» TASK OBJECTIVE: For the entries below, state how many lines include the string "Console", and write nothing besides that number.

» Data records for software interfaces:
_ _ _ _ _
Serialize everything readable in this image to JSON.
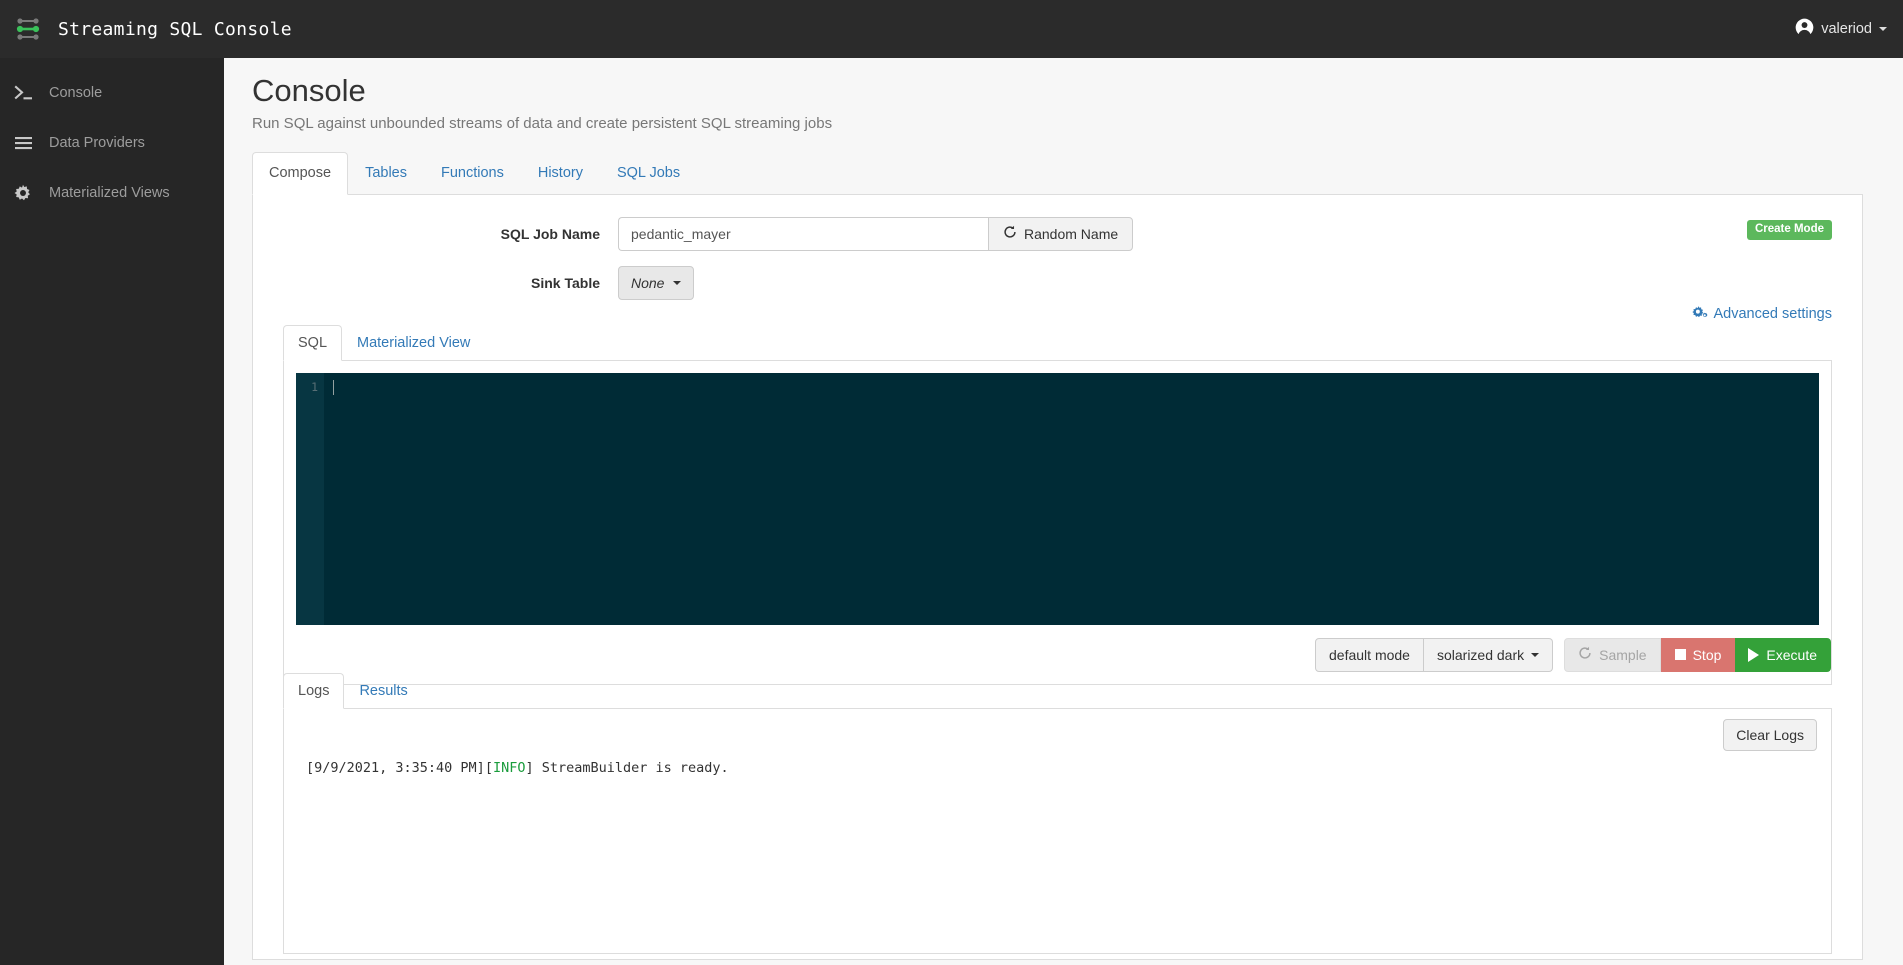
{
  "navbar": {
    "brand_title": "Streaming SQL Console",
    "brand_logo_icon": "graph-nodes-icon",
    "accent_green": "#3ac15a",
    "background": "#2b2b2b",
    "user": {
      "name": "valeriod",
      "avatar_icon": "user-circle-icon",
      "caret_icon": "caret-down-icon"
    }
  },
  "sidebar": {
    "items": [
      {
        "label": "Console",
        "icon": "terminal-prompt-icon"
      },
      {
        "label": "Data Providers",
        "icon": "bars-icon"
      },
      {
        "label": "Materialized Views",
        "icon": "gear-icon"
      }
    ]
  },
  "page": {
    "title": "Console",
    "subtitle": "Run SQL against unbounded streams of data and create persistent SQL streaming jobs"
  },
  "tabs": {
    "items": [
      {
        "label": "Compose",
        "active": true
      },
      {
        "label": "Tables",
        "active": false
      },
      {
        "label": "Functions",
        "active": false
      },
      {
        "label": "History",
        "active": false
      },
      {
        "label": "SQL Jobs",
        "active": false
      }
    ]
  },
  "compose": {
    "mode_badge": "Create Mode",
    "mode_badge_color": "#5cb85c",
    "job_name": {
      "label": "SQL Job Name",
      "value": "pedantic_mayer",
      "placeholder": "SQL Job Name",
      "button_label": "Random Name",
      "button_icon": "refresh-icon"
    },
    "sink_table": {
      "label": "Sink Table",
      "selected": "None",
      "caret_icon": "caret-down-icon"
    },
    "advanced_settings": {
      "label": "Advanced settings",
      "icon": "cogs-icon"
    }
  },
  "editor": {
    "tabs": [
      {
        "label": "SQL",
        "active": true
      },
      {
        "label": "Materialized View",
        "active": false
      }
    ],
    "line_numbers": [
      "1"
    ],
    "content": "",
    "theme_background": "#002b36",
    "gutter_background": "#073642",
    "toolbar": {
      "keymap_label": "default mode",
      "theme_label": "solarized dark",
      "theme_caret_icon": "caret-down-icon",
      "sample_label": "Sample",
      "sample_icon": "refresh-icon",
      "sample_disabled": true,
      "stop_label": "Stop",
      "stop_icon": "stop-square-icon",
      "stop_color": "#d9756f",
      "execute_label": "Execute",
      "execute_icon": "play-icon",
      "execute_color": "#34a139"
    }
  },
  "output": {
    "tabs": [
      {
        "label": "Logs",
        "active": true
      },
      {
        "label": "Results",
        "active": false
      }
    ],
    "clear_logs_label": "Clear Logs",
    "log_lines": [
      {
        "timestamp": "[9/9/2021, 3:35:40 PM]",
        "level_open": "[",
        "level": "INFO",
        "level_close": "]",
        "message": " StreamBuilder is ready.",
        "level_color": "#1a9c3c"
      }
    ]
  }
}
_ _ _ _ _
» SOLUTION FOR THIS EXERCISE: 3